Fujimoto’s latest film takes place in Myanmar’s Chin state and observes the work of a team from the Zomi tribe who recover the remains of Japanese soldiers who died during the battle of Imphal. We watch as these men, each clad in simple tracksuits, hoodies and t-shirts, prepare for their work then travel by SUV to some remote area. A stream of sequences flow by where the action consists of the team traversing steep mountains, dense with trees, where they dig with simple tools. The only sounds are of bird cries, the voices the men and the tools they use as they gouge out chunks of earth in the hope of bones surfacing from the past. Although the environment looks as if it has remained untouched by human hands, the scars of war are gradually unearthed. This is most potently evidenced in the memories of wartime atrocities passed on from older members of the team to the younger ones and the wreckage of a tank which forms the focal point of a valley. As with the digging, human connections resurface from the river of time and the natural landscape.
Release Date: 2018
Duration: 30 mins.
Director: Kentaro Kishi
Writer: Kentaro Kishi (Script),
Starring: Kanae Kishi, Naoko Ema, Kaworu Kishi, Philippe Aymard, Hugo Minaki,
Kentaro Kishi is a multi-hyphenate talent who works as a writer, director, cinematographer and actor and his efforts stretch across genres, from splatter movies like Tokyo Gore Police and The Machine Girl (2008) to indie dramas The Sower (2016), Noise and Passage of Life (2017). As a director, his credits include Record Future (2011) and Hammock (2018), the latter of which played at the Osaka Asian Film Festival 2020 where it won the Housen Short Film Award. Here, Kishi takes on many roles and recruits his family to create an intimate 30-minute short drawing on the different perceptions in their relationship to examine how the act of looking can reinforce the connections between people.
One of the highlights of the Osaka Asian Film Festival 2020 was VIDEOPHOBIA, the latest work of Daisuke Miyazaki. A frequent visitor to Osaka, many of his works are youth-focused, with Yamato (California) (2016) and Tourism (2018) being screened at the festival.

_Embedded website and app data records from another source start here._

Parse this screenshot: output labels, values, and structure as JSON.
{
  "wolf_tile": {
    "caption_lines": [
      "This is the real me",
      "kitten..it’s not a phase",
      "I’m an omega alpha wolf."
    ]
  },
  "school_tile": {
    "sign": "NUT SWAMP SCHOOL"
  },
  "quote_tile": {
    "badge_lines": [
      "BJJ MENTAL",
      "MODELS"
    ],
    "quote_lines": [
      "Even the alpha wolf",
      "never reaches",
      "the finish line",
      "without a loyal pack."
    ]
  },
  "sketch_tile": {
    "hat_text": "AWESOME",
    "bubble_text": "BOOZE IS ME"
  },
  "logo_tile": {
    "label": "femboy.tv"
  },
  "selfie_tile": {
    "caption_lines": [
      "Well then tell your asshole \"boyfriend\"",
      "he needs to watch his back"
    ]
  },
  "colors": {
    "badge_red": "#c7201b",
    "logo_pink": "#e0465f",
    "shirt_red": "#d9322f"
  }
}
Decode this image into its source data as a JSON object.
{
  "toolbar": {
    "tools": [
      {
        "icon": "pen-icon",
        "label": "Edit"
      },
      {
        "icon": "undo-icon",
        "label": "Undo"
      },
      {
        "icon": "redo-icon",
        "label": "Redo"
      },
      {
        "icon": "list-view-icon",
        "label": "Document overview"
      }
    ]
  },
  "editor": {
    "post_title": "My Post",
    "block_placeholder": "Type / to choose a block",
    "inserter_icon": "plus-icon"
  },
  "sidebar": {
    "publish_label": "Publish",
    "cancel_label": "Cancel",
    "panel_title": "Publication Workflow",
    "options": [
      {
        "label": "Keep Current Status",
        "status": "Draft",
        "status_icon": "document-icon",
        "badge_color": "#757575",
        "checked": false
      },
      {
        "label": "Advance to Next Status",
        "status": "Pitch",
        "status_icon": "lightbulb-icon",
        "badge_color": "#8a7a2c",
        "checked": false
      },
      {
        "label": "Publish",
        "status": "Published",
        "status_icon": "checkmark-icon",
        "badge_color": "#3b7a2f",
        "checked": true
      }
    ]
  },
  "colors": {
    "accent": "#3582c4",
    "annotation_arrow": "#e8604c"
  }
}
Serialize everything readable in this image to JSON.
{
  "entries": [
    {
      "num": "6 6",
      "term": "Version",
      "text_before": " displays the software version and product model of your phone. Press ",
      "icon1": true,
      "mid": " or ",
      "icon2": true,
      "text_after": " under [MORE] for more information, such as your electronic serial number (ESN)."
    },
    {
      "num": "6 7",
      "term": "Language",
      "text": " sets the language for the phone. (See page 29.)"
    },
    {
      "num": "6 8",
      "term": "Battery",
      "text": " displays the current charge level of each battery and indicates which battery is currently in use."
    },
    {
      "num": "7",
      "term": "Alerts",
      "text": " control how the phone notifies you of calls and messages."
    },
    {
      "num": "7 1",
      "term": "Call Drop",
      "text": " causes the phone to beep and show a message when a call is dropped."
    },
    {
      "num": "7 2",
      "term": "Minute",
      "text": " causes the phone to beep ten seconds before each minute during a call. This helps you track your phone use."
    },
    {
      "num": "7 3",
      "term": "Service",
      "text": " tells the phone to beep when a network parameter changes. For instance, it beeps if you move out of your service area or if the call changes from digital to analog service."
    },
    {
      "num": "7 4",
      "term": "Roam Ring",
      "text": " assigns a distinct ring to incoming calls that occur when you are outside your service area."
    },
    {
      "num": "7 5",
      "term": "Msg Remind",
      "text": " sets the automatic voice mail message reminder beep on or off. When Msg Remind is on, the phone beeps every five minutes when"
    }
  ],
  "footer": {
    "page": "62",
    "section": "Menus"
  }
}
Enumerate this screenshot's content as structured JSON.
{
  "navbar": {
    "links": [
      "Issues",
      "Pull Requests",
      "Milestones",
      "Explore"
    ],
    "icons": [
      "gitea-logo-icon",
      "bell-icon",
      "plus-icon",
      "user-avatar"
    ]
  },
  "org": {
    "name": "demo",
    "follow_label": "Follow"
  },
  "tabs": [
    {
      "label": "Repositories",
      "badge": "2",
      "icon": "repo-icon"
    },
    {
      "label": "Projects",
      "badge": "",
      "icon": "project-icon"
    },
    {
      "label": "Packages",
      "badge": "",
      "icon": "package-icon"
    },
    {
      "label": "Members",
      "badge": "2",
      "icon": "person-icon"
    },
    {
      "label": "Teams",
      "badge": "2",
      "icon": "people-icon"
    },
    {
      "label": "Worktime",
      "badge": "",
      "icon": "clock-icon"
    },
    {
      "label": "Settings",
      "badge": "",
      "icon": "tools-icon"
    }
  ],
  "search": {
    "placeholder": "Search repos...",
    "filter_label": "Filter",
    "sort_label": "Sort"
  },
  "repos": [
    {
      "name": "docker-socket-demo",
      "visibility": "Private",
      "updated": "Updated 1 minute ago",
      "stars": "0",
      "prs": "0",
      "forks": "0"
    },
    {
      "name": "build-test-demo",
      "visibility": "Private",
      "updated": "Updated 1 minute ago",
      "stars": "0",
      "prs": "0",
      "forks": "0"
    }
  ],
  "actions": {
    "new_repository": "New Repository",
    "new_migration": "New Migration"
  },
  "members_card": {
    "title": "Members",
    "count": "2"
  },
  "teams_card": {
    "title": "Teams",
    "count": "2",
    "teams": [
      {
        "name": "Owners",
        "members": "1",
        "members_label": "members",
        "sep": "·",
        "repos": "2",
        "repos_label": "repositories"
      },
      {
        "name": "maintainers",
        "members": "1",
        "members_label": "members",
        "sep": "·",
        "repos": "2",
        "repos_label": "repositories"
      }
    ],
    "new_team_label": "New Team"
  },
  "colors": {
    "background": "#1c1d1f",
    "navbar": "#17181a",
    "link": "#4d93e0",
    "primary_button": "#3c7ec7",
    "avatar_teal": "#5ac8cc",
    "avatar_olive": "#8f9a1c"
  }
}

His films frequently capture the cultural zeitgeist for young people as young women with smartphones navigate various issues to carve out their own niche in the world. Yet VIDEOPHOBIA comes completely out of left-field as it’s an existential horror movie where technology drives a young woman into a fog of paranoia and fear.
Filmed around the less well-known areas of the city of Osaka and shot in black and white, it is a deeply unsettling experience as we witness melancholy 20-something Ai (Tomona Hirota) have a one-night stand with a stranger only to discover that a highly explicit sex-tape has been made of the encounter. It is a shocking discovery that plunges her into a panic that gets worse the more technology manipulates and alters her perception of herself. Things get so bad that she begins to question her own sanity and identity, realizing that the only way to rectify her situation is through total dissolution of her character. The audience is prompted to think about various social issues as Miyazaki pries apart the cracks in contemporary life and how incessant exposure to technology alters how we perceive ourselves. Full review here.
Miyazaki sat down to discuss the making of the film, the real-world topics that form the basis of the story and how he hopes the audience will engage with it amidst the ironies of our always-connected social media landscape.